--- WHAT THE TASK ASKS ---
Among the lines below, tally those holding the string "https" and give the total only.

= = = =

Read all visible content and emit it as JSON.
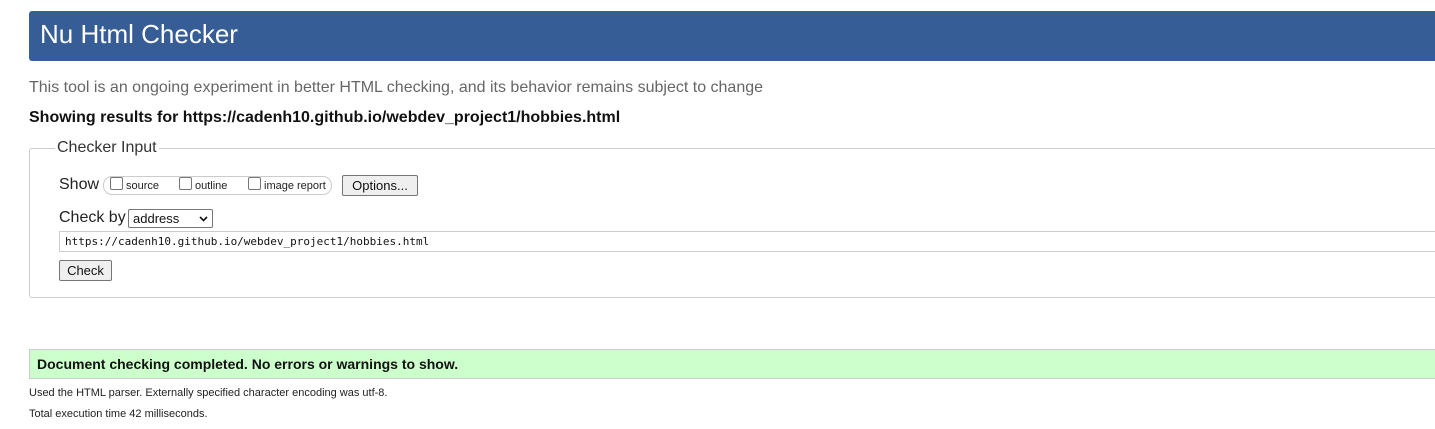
{
  "header": {
    "title": "Nu Html Checker"
  },
  "subtitle": "This tool is an ongoing experiment in better HTML checking, and its behavior remains subject to change",
  "results_for": "Showing results for https://cadenh10.github.io/webdev_project1/hobbies.html",
  "checker_input": {
    "legend": "Checker Input",
    "show_label": "Show",
    "options": [
      {
        "label": "source",
        "checked": false
      },
      {
        "label": "outline",
        "checked": false
      },
      {
        "label": "image report",
        "checked": false
      }
    ],
    "options_button": "Options...",
    "check_by_label": "Check by",
    "check_by_selected": "address",
    "url_value": "https://cadenh10.github.io/webdev_project1/hobbies.html",
    "check_button": "Check"
  },
  "result": {
    "message": "Document checking completed. No errors or warnings to show.",
    "color": "#ccffcc"
  },
  "details": {
    "parser": "Used the HTML parser. Externally specified character encoding was utf-8.",
    "execution_time": "Total execution time 42 milliseconds."
  },
  "colors": {
    "header_bg": "#365d95",
    "header_text": "#ffffff",
    "subtitle_text": "#666666"
  },
  "icons": {
    "select_arrow": "chevron-down-icon"
  }
}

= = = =

--- REPLY TO THE EXERCISE ---
2